The new version of Unix, code-named Monterey, will merge with parts of IBM's Unix operating system (called AIX), some of SCO's UnixWare (a popular version of Unix for small businesses), and a bit of Sequent's PTX technology. The OS will run on Intel's 32-bit and upcoming 64-bit processors as well as IBM's Power family of chips.
It's expected to reach the market in about 18 months, around the time when Merced is due.
As part of the alliance, IBM will then adopt Intel's 64-bit Merced chip, said sources. To date, IBM has been mum on its plans for Merced.
IBM and Intel are also setting up a development fund to persuade software companies to develop products for the new system. No financial details were released, but the firms said the investment is in the range of tens of millions of dollars.
The new OS could present another challenge to the acceptance of Windows NT for central computing functions. Microsoft's server operating systems has been gobbling up Unix market share in lower-end servers. Corporate users, however, have been reluctant to commit more complex areas of their operations to NT, because it does not perform as well as Unix in multiprocessor and multi-server environments.
Nonetheless, the Unix market remains fragmented, which means Unix vendors are fighting themselves as well as Microsoft.
"For the moment, it's just another Unix system," said Scott Lundstrom, analyst at AMR Research in Boston. "The consortium needs to grow much closer than this. Intel is not someone who sets the agenda for the Unix community. And IBM definitely has a bias."
Facing that challenge, the Unix world has been rife with rumors that its developers would come together to form a more unified front to fight off the NT attack. But Lundstrom said that at this stage in the battle, such a thing is unlikely to happen.
"If the Unix community was going to set a unified front, it should have done it 24 months ago. NT was vulnerable then," he said. "Frankly, it might be too late to put the genie back in the bottle."
Still, it is a step toward creating some commonality among the Unix companies. Intel announced in September that it was launching an all-out campaign to establish common standards among the Unix vendors as it prepares its high-end server and next-generation 64-bit technologies.
The high-end market is one that NT continues to have trouble penetrating; mostly it's being used instead as a department-level server system. Some Analysts said this fact affords Unix vendors a window of opportunity to continue growing.
But Dan Kusnetzky, a program director at International Data Corporation, believes the alliance is just another example of the fragmented Unix market.
"The Unix people can't get their act together. Once again, Microsoft will be able to come in and say, 'See, we told you so, NT is easier,'" Kusnetzky said.
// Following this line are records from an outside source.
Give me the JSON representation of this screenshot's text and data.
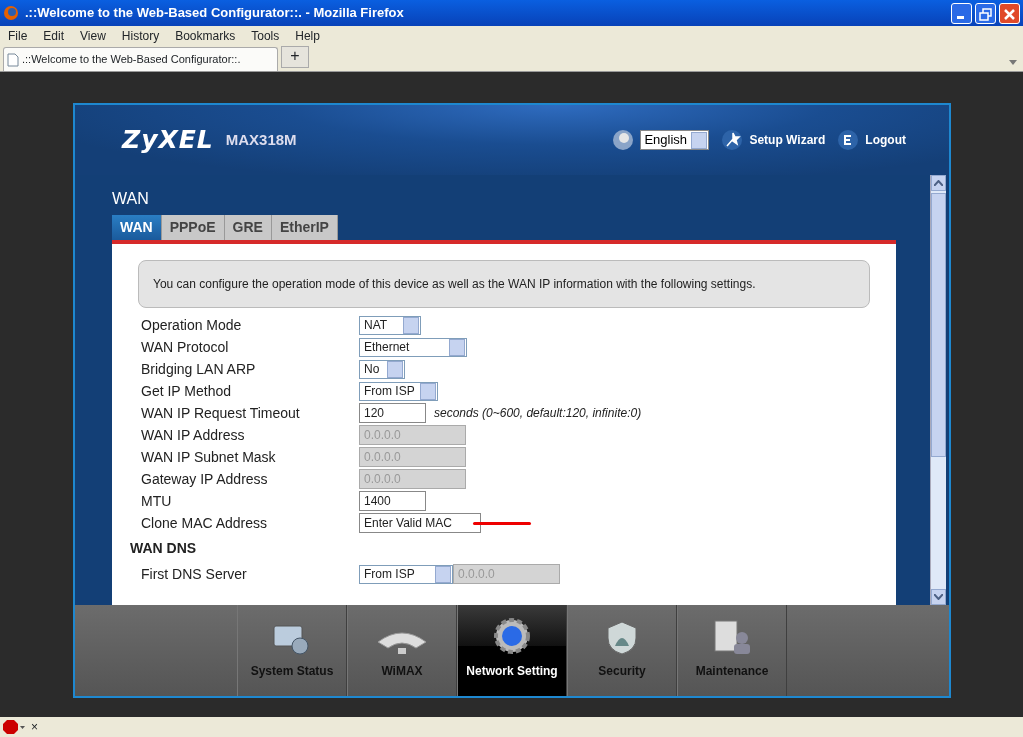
{
  "browser": {
    "title": ".::Welcome to the Web-Based Configurator::. - Mozilla Firefox",
    "menu": [
      "File",
      "Edit",
      "View",
      "History",
      "Bookmarks",
      "Tools",
      "Help"
    ],
    "tabs": [
      {
        "label": ".::Welcome to the Web-Based Configurator::.",
        "selected": true
      }
    ],
    "new_tab": "+",
    "status_close": "×"
  },
  "router": {
    "logo": "ZyXEL",
    "model": "MAX318M",
    "language": "English",
    "links": [
      {
        "label": "Setup Wizard",
        "kind": "wizard"
      },
      {
        "label": "Logout",
        "kind": "logout"
      }
    ],
    "page_title": "WAN",
    "tabs": [
      {
        "label": "WAN",
        "selected": true
      },
      {
        "label": "PPPoE",
        "selected": false
      },
      {
        "label": "GRE",
        "selected": false
      },
      {
        "label": "EtherIP",
        "selected": false
      }
    ],
    "intro": "You can configure the operation mode of this device as well as the WAN IP information with the following settings.",
    "fields": [
      {
        "label": "Operation Mode",
        "kind": "select",
        "value": "NAT"
      },
      {
        "label": "WAN Protocol",
        "kind": "select",
        "value": "Ethernet"
      },
      {
        "label": "Bridging LAN ARP",
        "kind": "select",
        "value": "No"
      },
      {
        "label": "Get IP Method",
        "kind": "select",
        "value": "From ISP"
      },
      {
        "label": "WAN IP Request Timeout",
        "kind": "text",
        "value": "120",
        "hint": "seconds (0~600, default:120, infinite:0)"
      },
      {
        "label": "WAN IP Address",
        "kind": "disabled",
        "value": "0.0.0.0"
      },
      {
        "label": "WAN IP Subnet Mask",
        "kind": "disabled",
        "value": "0.0.0.0"
      },
      {
        "label": "Gateway IP Address",
        "kind": "disabled",
        "value": "0.0.0.0"
      },
      {
        "label": "MTU",
        "kind": "text",
        "value": "1400"
      },
      {
        "label": "Clone MAC Address",
        "kind": "wide",
        "value": "Enter Valid MAC"
      }
    ],
    "dns_title": "WAN DNS",
    "dns_fields": [
      {
        "label": "First DNS Server",
        "kind": "select_disabled",
        "value": "From ISP",
        "value2": "0.0.0.0"
      }
    ],
    "nav": [
      {
        "label": "System Status",
        "kind": "status",
        "selected": false
      },
      {
        "label": "WiMAX",
        "kind": "wimax",
        "selected": false
      },
      {
        "label": "Network Setting",
        "kind": "network",
        "selected": true
      },
      {
        "label": "Security",
        "kind": "security",
        "selected": false
      },
      {
        "label": "Maintenance",
        "kind": "maintenance",
        "selected": false
      }
    ]
  }
}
Intel, which participated in the announcement today, will help support the new IBM/SCO Unix offering by helping IBM in establishing a fund of tens of millions of dollars to encourage independent software vendors (ISVs) to port their software to the new platform.
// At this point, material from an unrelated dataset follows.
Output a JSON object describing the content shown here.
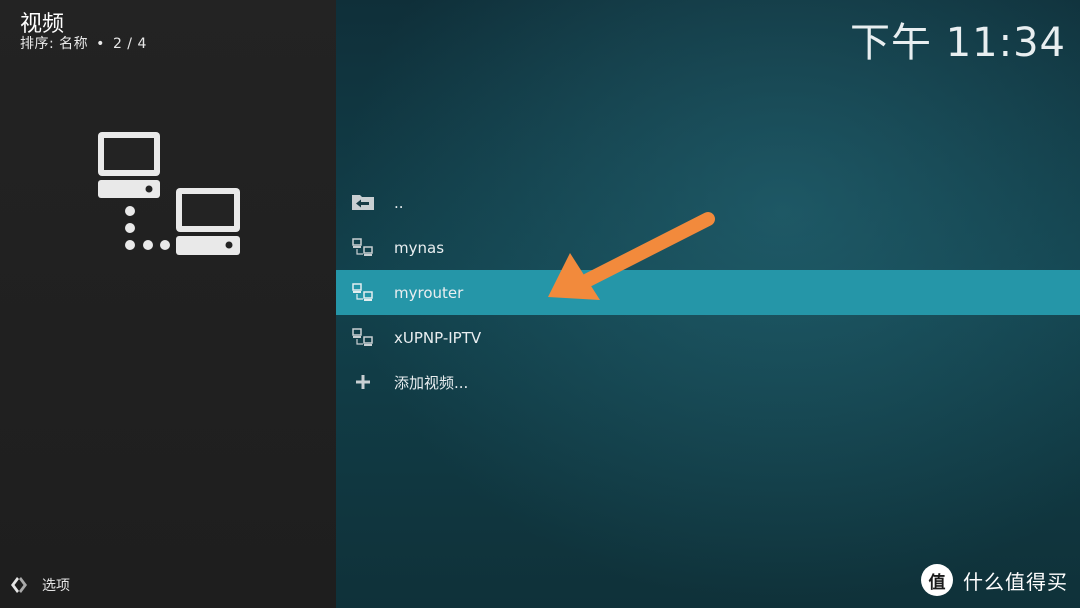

It won't be the first time Intel has helped to fund efforts that will encourage companies to shift to Intel's 64-bit platform, known as IA-64. "Intel wants as many people as possible to come to the IA-64 party as possible," Kusnetzky said.
The chip giant also has helped out other Unix players, including Novell Netware, and Red Hat, which distributes a version of the Linux OS.
SCO stands to benefit from the alliance, Kusnetzky said. The company currently has an 80 percent market share for servers running Unix on Intel chips, but it's under attack by Microsoft with Windows NT, Linux, Novell Netware, and higher-end Unix systems.
Jean Bozman, a software analyst with IDC, noted that SCO has been casting about with partners for some time in an effort to collect the required resources to move to IA-64. In 1996 and 1997, the company was in partnership with HP to develop a version of Unix for IA-64, "but the partnership broke down and they both walked away from each other," Bozman said.
One company that could suffer from the new alignment is Microsoft, if SCO, IBM, and Sequent manage to combine their various strengths. "Put together, it could be a very strong competitor," he said.
But Bozman pointed out that SCO's success doesn't entirely mean Microsoft's loss, since Microsoft owns between 11 and 14 percent of SCO.